__What is being asked__
Each line with the word "name" must appear in the answer, copied from the records.

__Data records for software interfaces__
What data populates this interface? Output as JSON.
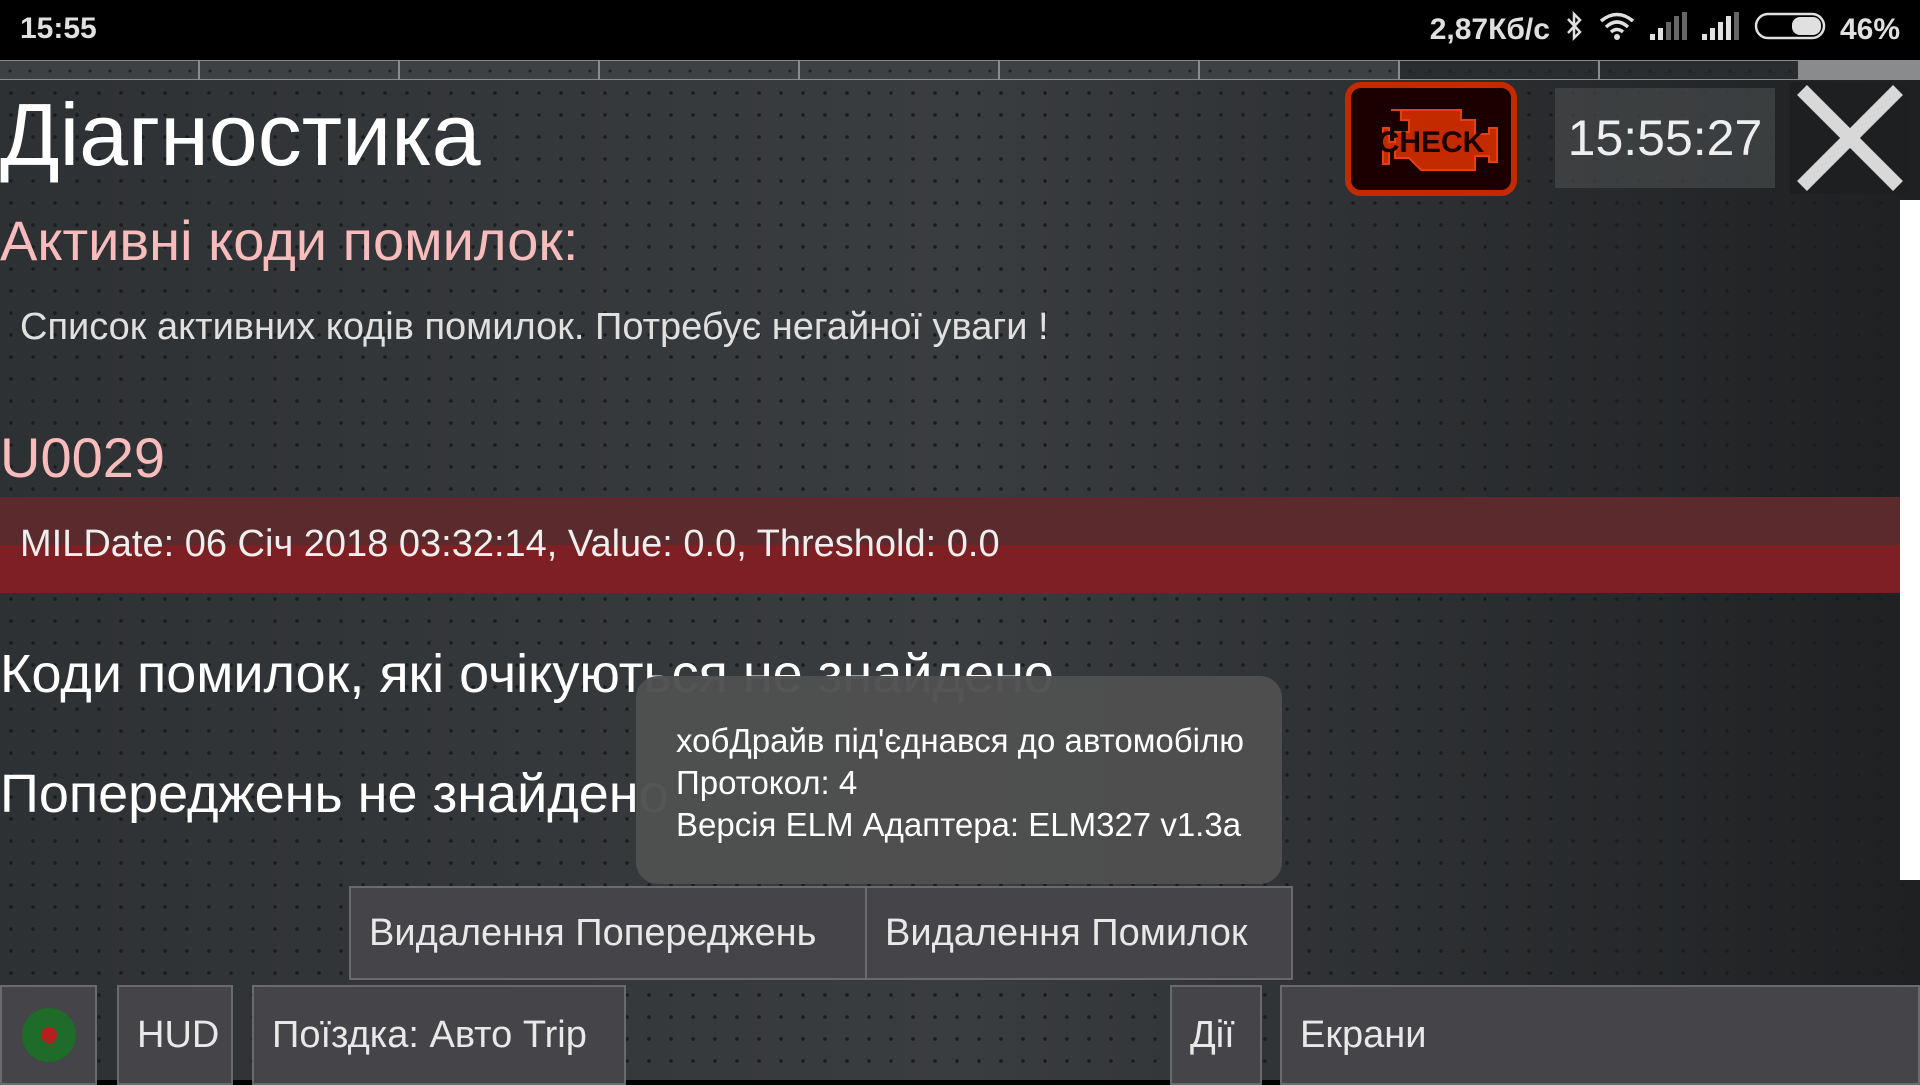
{
  "status_bar": {
    "time": "15:55",
    "network_speed": "2,87Кб/с",
    "battery_percent": "46%",
    "battery_level": 0.46,
    "icons": [
      "bluetooth-icon",
      "wifi-icon",
      "signal-icon",
      "signal-icon",
      "battery-icon"
    ]
  },
  "header": {
    "title": "Діагностика",
    "check_engine_label": "CHECK",
    "clock": "15:55:27"
  },
  "active_codes": {
    "heading": "Активні коди помилок:",
    "description": "Список активних кодів помилок. Потребує негайної уваги !",
    "codes": [
      {
        "code": "U0029",
        "details": "MILDate: 06 Січ 2018 03:32:14, Value: 0.0, Threshold: 0.0"
      }
    ]
  },
  "pending_codes_text": "Коди помилок, які очікуються не знайдено",
  "warnings_text": "Попереджень не знайдено",
  "toast": {
    "line1": "хобДрайв під'єднався до автомобілю",
    "line2": "Протокол: 4",
    "line3": "Версія ELM Адаптера: ELM327 v1.3a"
  },
  "actions": {
    "clear_warnings": "Видалення Попереджень",
    "clear_errors": "Видалення Помилок"
  },
  "bottom_bar": {
    "hud": "HUD",
    "trip": "Поїздка: Авто Trip",
    "actions": "Дії",
    "screens": "Екрани"
  }
}
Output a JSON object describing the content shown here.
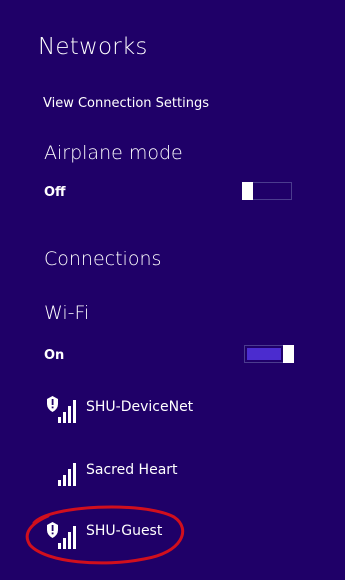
{
  "panel": {
    "title": "Networks",
    "view_settings_link": "View Connection Settings"
  },
  "airplane_mode": {
    "label": "Airplane mode",
    "state_label": "Off",
    "on": false
  },
  "connections": {
    "heading": "Connections"
  },
  "wifi": {
    "label": "Wi-Fi",
    "state_label": "On",
    "on": true
  },
  "networks": [
    {
      "name": "SHU-DeviceNet",
      "secured_icon": "shield-warning-icon",
      "signal_icon": "wifi-signal-icon"
    },
    {
      "name": "Sacred Heart",
      "secured_icon": "",
      "signal_icon": "wifi-signal-icon"
    },
    {
      "name": "SHU-Guest",
      "secured_icon": "shield-warning-icon",
      "signal_icon": "wifi-signal-icon"
    }
  ],
  "colors": {
    "background": "#1f0068",
    "toggle_accent": "#4b2ccf",
    "annotation": "#d10f1d"
  }
}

__Exercise answer__
      "name": "SHU-DeviceNet",
      "name": "Sacred Heart",
      "name": "SHU-Guest",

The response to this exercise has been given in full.